Write the records below out again. Match them exactly.
START Information supplied
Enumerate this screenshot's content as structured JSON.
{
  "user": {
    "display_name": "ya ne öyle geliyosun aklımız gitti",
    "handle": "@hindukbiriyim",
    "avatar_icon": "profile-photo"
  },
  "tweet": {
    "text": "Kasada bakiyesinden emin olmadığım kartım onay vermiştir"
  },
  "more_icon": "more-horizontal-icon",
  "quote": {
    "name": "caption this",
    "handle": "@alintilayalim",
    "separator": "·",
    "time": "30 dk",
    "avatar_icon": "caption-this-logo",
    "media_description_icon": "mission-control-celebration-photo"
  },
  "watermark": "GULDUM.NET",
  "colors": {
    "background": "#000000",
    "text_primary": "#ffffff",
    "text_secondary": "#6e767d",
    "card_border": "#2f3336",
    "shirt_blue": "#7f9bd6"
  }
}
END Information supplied
→ The answer:
Enumerate this screenshot's content as structured JSON.
{
  "user": {
    "display_name": "ya ne öyle geliyosun aklımız gitti",
    "handle": "@hindukbiriyim",
    "avatar_icon": "profile-photo"
  },
  "tweet": {
    "text": "Kasada bakiyesinden emin olmadığım kartım onay vermiştir"
  },
  "more_icon": "more-horizontal-icon",
  "quote": {
    "name": "caption this",
    "handle": "@alintilayalim",
    "separator": "·",
    "time": "30 dk",
    "avatar_icon": "caption-this-logo",
    "media_description_icon": "mission-control-celebration-photo"
  },
  "watermark": "GULDUM.NET",
  "colors": {
    "background": "#000000",
    "text_primary": "#ffffff",
    "text_secondary": "#6e767d",
    "card_border": "#2f3336",
    "shirt_blue": "#7f9bd6"
  }
}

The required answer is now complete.